Making Music and Chicken Salad

Opinions, Public Relations Posted Jun 25, 2014 by chenpr

When I’m not here at CHEN PR it’s a pretty safe bet that I’m working on my musical endeavors—recording, producing, and writing songs with my band Bonfire Blue. I’ve been playing music nearly my entire life and while I’m relatively new to the PR game by comparison, I‘ve noticed a number of similarities between what I do here at CHEN and what I do with music—especially when it comes to my role as a producer.


Before I get too far into this it might be helpful if I explain what exactly the role of a record producer is. A record producer’s job is to direct the musicians through the recording process much like a film director directs actors and a film crew. The producer helps make creative decisions about songs and how they will be recorded. Different producers are known for their particular approaches, but they need to be flexible too. Here are four ways that flexibility manifests itself in the creative process:

1. One size does not fit all

Every song and musician is different. There is no modus operandi for recording a great song, just like there is no one way to pitch a story. You need to identify what the most compelling parts of a song or story are and then try to figure out the best way to convey that to an audience.

2. Recognizing potential

You can’t figure out the best way to convey a song or a story without being able to first recognize what makes it compelling. Whether you work in PR or in a recording studio, being able to recognize what your audience will find most stimulating is an important skill and one that is not always as simple as it seems.

3. Control the exchange

A producer generally does not write the songs, in the same way a PR professional does not create the news.
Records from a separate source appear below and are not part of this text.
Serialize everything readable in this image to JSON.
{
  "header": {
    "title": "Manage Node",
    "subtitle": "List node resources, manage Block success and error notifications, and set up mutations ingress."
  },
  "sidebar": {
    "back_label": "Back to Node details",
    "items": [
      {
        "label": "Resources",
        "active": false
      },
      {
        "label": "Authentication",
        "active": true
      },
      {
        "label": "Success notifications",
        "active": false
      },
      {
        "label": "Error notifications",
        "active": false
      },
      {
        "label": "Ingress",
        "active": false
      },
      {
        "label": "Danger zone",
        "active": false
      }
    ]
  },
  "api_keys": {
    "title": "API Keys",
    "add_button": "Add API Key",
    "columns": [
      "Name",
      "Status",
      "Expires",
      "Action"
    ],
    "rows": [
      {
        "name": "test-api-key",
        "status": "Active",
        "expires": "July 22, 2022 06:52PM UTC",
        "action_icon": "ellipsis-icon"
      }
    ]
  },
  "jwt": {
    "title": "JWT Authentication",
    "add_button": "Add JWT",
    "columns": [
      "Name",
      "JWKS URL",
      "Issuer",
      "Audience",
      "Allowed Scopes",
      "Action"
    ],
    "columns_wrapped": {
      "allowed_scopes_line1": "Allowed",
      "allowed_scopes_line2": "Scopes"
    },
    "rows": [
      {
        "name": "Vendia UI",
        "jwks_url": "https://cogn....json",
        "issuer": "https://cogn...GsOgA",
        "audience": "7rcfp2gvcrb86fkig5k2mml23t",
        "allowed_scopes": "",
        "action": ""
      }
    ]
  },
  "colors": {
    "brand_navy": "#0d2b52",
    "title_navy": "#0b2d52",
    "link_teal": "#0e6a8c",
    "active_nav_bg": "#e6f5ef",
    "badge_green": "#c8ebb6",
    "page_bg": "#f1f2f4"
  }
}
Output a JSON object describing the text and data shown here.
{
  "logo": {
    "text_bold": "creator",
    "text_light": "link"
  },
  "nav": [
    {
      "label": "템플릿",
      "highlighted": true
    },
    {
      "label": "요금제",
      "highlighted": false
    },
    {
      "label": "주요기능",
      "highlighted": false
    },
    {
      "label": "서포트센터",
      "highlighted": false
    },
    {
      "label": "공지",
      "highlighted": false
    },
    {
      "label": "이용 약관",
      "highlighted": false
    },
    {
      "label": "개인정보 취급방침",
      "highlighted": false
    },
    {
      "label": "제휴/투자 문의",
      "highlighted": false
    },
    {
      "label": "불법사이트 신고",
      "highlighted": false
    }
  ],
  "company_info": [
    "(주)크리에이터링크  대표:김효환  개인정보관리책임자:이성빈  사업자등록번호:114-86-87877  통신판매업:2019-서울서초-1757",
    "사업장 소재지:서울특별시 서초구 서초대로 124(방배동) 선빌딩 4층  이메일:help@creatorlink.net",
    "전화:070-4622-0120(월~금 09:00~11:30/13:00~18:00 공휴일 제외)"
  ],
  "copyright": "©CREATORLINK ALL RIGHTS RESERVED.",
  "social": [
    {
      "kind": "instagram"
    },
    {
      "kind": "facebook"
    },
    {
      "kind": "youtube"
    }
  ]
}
What both the producer and the PR pro do is to shape how the song or story is presented to the public. A producer will use his or her judgment and skill to record a song in a way that they believe the audience will find most compelling, while the PR professional will try to control the conversation in a way that will paint their client in the most positive light.

4. It all starts at the source

A great song, just like a great story, starts at the source; but sometimes the source doesn’t give you a lot to work with. When I was in college I had a recording professor who subscribed to the axiom that, “You can’t turn chicken shit into chicken salad” (with the caveat, “…but at some point you are going to have to try”). Whether this means trying to record a lousy group of musicians or pitching an extraordinarily dull piece of “news,” sometimes you’re going to have to try and make do with what you’ve got. That is where recognizing potential gets difficult.

A good producer like a good PR person needs to learn how to find what’s compelling out of even the worst material. You might not come out with a masterpiece, but you might wind up with chicken salad.